> **What is required**:
Write out each entry once more so that it matches the original exactly.

=== Data ===

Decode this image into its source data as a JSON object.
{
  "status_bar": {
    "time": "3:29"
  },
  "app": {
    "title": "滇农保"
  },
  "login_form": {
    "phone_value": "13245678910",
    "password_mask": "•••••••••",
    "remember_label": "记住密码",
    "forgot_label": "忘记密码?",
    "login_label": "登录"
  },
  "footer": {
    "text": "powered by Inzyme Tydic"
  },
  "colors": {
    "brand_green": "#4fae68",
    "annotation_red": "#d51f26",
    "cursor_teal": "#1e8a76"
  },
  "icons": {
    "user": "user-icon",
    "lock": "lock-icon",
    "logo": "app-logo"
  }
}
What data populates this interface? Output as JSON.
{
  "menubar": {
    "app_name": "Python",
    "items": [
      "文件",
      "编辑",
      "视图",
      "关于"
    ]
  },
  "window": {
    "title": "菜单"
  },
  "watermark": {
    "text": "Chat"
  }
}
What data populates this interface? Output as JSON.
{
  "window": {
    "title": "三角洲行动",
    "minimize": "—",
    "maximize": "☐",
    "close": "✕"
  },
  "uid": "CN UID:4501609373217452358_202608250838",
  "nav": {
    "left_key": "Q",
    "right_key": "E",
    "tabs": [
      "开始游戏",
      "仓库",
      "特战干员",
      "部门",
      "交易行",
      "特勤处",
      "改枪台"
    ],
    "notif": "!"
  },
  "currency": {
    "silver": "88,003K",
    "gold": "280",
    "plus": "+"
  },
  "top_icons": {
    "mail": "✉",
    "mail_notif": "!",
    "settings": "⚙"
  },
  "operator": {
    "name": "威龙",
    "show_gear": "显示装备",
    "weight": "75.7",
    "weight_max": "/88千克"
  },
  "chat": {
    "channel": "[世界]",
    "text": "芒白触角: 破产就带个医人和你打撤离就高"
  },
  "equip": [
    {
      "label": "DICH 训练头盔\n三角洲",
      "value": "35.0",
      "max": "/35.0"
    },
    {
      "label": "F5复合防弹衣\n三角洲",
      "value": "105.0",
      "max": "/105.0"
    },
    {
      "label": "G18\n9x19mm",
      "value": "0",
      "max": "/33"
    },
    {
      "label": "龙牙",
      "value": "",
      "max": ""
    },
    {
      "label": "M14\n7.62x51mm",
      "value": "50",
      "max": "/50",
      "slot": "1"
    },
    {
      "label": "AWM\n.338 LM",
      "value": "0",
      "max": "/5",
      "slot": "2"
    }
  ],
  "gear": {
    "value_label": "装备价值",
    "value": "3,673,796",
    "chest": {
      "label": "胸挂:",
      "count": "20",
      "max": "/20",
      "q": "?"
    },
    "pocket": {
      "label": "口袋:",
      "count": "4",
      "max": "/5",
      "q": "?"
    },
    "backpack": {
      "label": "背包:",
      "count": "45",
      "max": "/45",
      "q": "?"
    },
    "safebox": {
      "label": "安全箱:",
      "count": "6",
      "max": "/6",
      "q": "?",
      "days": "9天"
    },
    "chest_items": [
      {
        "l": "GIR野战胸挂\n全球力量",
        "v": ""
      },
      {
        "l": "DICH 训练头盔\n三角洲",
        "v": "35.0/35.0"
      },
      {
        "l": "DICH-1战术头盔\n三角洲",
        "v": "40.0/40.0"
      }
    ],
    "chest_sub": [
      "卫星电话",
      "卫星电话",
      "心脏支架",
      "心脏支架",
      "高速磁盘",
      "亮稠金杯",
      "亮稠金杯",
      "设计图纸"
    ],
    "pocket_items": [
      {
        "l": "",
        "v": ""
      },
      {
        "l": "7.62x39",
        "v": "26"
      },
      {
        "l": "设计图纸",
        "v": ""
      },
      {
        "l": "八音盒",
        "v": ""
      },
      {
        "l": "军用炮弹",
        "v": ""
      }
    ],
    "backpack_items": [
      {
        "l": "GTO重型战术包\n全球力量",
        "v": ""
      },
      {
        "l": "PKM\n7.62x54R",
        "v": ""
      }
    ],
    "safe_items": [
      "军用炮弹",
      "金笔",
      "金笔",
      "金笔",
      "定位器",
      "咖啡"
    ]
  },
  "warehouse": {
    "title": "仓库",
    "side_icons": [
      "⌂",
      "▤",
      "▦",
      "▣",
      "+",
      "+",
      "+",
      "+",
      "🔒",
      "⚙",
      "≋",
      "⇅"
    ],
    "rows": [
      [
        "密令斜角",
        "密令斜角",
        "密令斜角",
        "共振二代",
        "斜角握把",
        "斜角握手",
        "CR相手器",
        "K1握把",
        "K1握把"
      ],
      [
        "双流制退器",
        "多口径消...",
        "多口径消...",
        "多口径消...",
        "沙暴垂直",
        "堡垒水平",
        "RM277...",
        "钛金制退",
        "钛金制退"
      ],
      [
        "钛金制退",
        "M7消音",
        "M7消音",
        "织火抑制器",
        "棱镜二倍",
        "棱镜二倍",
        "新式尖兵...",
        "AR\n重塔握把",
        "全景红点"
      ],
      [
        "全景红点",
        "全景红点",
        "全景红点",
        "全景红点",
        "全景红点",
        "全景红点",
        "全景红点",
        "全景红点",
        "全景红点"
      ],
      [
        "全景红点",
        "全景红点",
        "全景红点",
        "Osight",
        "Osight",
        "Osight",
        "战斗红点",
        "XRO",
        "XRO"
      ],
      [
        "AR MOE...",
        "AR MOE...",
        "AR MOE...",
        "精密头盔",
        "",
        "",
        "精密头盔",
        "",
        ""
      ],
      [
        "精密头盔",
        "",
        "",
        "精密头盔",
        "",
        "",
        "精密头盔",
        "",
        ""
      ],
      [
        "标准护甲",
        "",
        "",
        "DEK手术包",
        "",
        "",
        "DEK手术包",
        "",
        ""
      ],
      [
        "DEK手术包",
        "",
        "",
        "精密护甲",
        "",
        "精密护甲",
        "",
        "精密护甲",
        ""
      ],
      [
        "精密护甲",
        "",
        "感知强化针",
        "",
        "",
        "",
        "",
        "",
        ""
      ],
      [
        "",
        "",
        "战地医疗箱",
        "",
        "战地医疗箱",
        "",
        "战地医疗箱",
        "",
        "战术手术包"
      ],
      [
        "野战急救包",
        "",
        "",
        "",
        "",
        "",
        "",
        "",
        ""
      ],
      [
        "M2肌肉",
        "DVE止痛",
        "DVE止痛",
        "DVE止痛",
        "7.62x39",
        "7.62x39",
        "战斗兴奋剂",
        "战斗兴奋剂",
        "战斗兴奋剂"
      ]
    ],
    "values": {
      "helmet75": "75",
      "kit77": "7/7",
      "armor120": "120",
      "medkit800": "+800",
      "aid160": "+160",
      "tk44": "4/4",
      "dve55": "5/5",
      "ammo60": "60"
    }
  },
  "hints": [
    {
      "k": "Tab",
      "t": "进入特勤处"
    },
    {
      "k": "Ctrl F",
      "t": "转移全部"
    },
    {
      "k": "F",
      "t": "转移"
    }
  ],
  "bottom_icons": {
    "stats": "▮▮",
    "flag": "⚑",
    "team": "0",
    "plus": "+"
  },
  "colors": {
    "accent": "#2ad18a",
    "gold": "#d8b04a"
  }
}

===

> **The completed task**:
Decode this image into its source data as a JSON object.
{
  "status_bar": {
    "time": "3:29"
  },
  "app": {
    "title": "滇农保"
  },
  "login_form": {
    "phone_value": "13245678910",
    "password_mask": "•••••••••",
    "remember_label": "记住密码",
    "forgot_label": "忘记密码?",
    "login_label": "登录"
  },
  "footer": {
    "text": "powered by Inzyme Tydic"
  },
  "colors": {
    "brand_green": "#4fae68",
    "annotation_red": "#d51f26",
    "cursor_teal": "#1e8a76"
  },
  "icons": {
    "user": "user-icon",
    "lock": "lock-icon",
    "logo": "app-logo"
  }
}
What data populates this interface? Output as JSON.
{
  "menubar": {
    "app_name": "Python",
    "items": [
      "文件",
      "编辑",
      "视图",
      "关于"
    ]
  },
  "window": {
    "title": "菜单"
  },
  "watermark": {
    "text": "Chat"
  }
}
What data populates this interface? Output as JSON.
{
  "window": {
    "title": "三角洲行动",
    "minimize": "—",
    "maximize": "☐",
    "close": "✕"
  },
  "uid": "CN UID:4501609373217452358_202608250838",
  "nav": {
    "left_key": "Q",
    "right_key": "E",
    "tabs": [
      "开始游戏",
      "仓库",
      "特战干员",
      "部门",
      "交易行",
      "特勤处",
      "改枪台"
    ],
    "notif": "!"
  },
  "currency": {
    "silver": "88,003K",
    "gold": "280",
    "plus": "+"
  },
  "top_icons": {
    "mail": "✉",
    "mail_notif": "!",
    "settings": "⚙"
  },
  "operator": {
    "name": "威龙",
    "show_gear": "显示装备",
    "weight": "75.7",
    "weight_max": "/88千克"
  },
  "chat": {
    "channel": "[世界]",
    "text": "芒白触角: 破产就带个医人和你打撤离就高"
  },
  "equip": [
    {
      "label": "DICH 训练头盔\n三角洲",
      "value": "35.0",
      "max": "/35.0"
    },
    {
      "label": "F5复合防弹衣\n三角洲",
      "value": "105.0",
      "max": "/105.0"
    },
    {
      "label": "G18\n9x19mm",
      "value": "0",
      "max": "/33"
    },
    {
      "label": "龙牙",
      "value": "",
      "max": ""
    },
    {
      "label": "M14\n7.62x51mm",
      "value": "50",
      "max": "/50",
      "slot": "1"
    },
    {
      "label": "AWM\n.338 LM",
      "value": "0",
      "max": "/5",
      "slot": "2"
    }
  ],
  "gear": {
    "value_label": "装备价值",
    "value": "3,673,796",
    "chest": {
      "label": "胸挂:",
      "count": "20",
      "max": "/20",
      "q": "?"
    },
    "pocket": {
      "label": "口袋:",
      "count": "4",
      "max": "/5",
      "q": "?"
    },
    "backpack": {
      "label": "背包:",
      "count": "45",
      "max": "/45",
      "q": "?"
    },
    "safebox": {
      "label": "安全箱:",
      "count": "6",
      "max": "/6",
      "q": "?",
      "days": "9天"
    },
    "chest_items": [
      {
        "l": "GIR野战胸挂\n全球力量",
        "v": ""
      },
      {
        "l": "DICH 训练头盔\n三角洲",
        "v": "35.0/35.0"
      },
      {
        "l": "DICH-1战术头盔\n三角洲",
        "v": "40.0/40.0"
      }
    ],
    "chest_sub": [
      "卫星电话",
      "卫星电话",
      "心脏支架",
      "心脏支架",
      "高速磁盘",
      "亮稠金杯",
      "亮稠金杯",
      "设计图纸"
    ],
    "pocket_items": [
      {
        "l": "",
        "v": ""
      },
      {
        "l": "7.62x39",
        "v": "26"
      },
      {
        "l": "设计图纸",
        "v": ""
      },
      {
        "l": "八音盒",
        "v": ""
      },
      {
        "l": "军用炮弹",
        "v": ""
      }
    ],
    "backpack_items": [
      {
        "l": "GTO重型战术包\n全球力量",
        "v": ""
      },
      {
        "l": "PKM\n7.62x54R",
        "v": ""
      }
    ],
    "safe_items": [
      "军用炮弹",
      "金笔",
      "金笔",
      "金笔",
      "定位器",
      "咖啡"
    ]
  },
  "warehouse": {
    "title": "仓库",
    "side_icons": [
      "⌂",
      "▤",
      "▦",
      "▣",
      "+",
      "+",
      "+",
      "+",
      "🔒",
      "⚙",
      "≋",
      "⇅"
    ],
    "rows": [
      [
        "密令斜角",
        "密令斜角",
        "密令斜角",
        "共振二代",
        "斜角握把",
        "斜角握手",
        "CR相手器",
        "K1握把",
        "K1握把"
      ],
      [
        "双流制退器",
        "多口径消...",
        "多口径消...",
        "多口径消...",
        "沙暴垂直",
        "堡垒水平",
        "RM277...",
        "钛金制退",
        "钛金制退"
      ],
      [
        "钛金制退",
        "M7消音",
        "M7消音",
        "织火抑制器",
        "棱镜二倍",
        "棱镜二倍",
        "新式尖兵...",
        "AR\n重塔握把",
        "全景红点"
      ],
      [
        "全景红点",
        "全景红点",
        "全景红点",
        "全景红点",
        "全景红点",
        "全景红点",
        "全景红点",
        "全景红点",
        "全景红点"
      ],
      [
        "全景红点",
        "全景红点",
        "全景红点",
        "Osight",
        "Osight",
        "Osight",
        "战斗红点",
        "XRO",
        "XRO"
      ],
      [
        "AR MOE...",
        "AR MOE...",
        "AR MOE...",
        "精密头盔",
        "",
        "",
        "精密头盔",
        "",
        ""
      ],
      [
        "精密头盔",
        "",
        "",
        "精密头盔",
        "",
        "",
        "精密头盔",
        "",
        ""
      ],
      [
        "标准护甲",
        "",
        "",
        "DEK手术包",
        "",
        "",
        "DEK手术包",
        "",
        ""
      ],
      [
        "DEK手术包",
        "",
        "",
        "精密护甲",
        "",
        "精密护甲",
        "",
        "精密护甲",
        ""
      ],
      [
        "精密护甲",
        "",
        "感知强化针",
        "",
        "",
        "",
        "",
        "",
        ""
      ],
      [
        "",
        "",
        "战地医疗箱",
        "",
        "战地医疗箱",
        "",
        "战地医疗箱",
        "",
        "战术手术包"
      ],
      [
        "野战急救包",
        "",
        "",
        "",
        "",
        "",
        "",
        "",
        ""
      ],
      [
        "M2肌肉",
        "DVE止痛",
        "DVE止痛",
        "DVE止痛",
        "7.62x39",
        "7.62x39",
        "战斗兴奋剂",
        "战斗兴奋剂",
        "战斗兴奋剂"
      ]
    ],
    "values": {
      "helmet75": "75",
      "kit77": "7/7",
      "armor120": "120",
      "medkit800": "+800",
      "aid160": "+160",
      "tk44": "4/4",
      "dve55": "5/5",
      "ammo60": "60"
    }
  },
  "hints": [
    {
      "k": "Tab",
      "t": "进入特勤处"
    },
    {
      "k": "Ctrl F",
      "t": "转移全部"
    },
    {
      "k": "F",
      "t": "转移"
    }
  ],
  "bottom_icons": {
    "stats": "▮▮",
    "flag": "⚑",
    "team": "0",
    "plus": "+"
  },
  "colors": {
    "accent": "#2ad18a",
    "gold": "#d8b04a"
  }
}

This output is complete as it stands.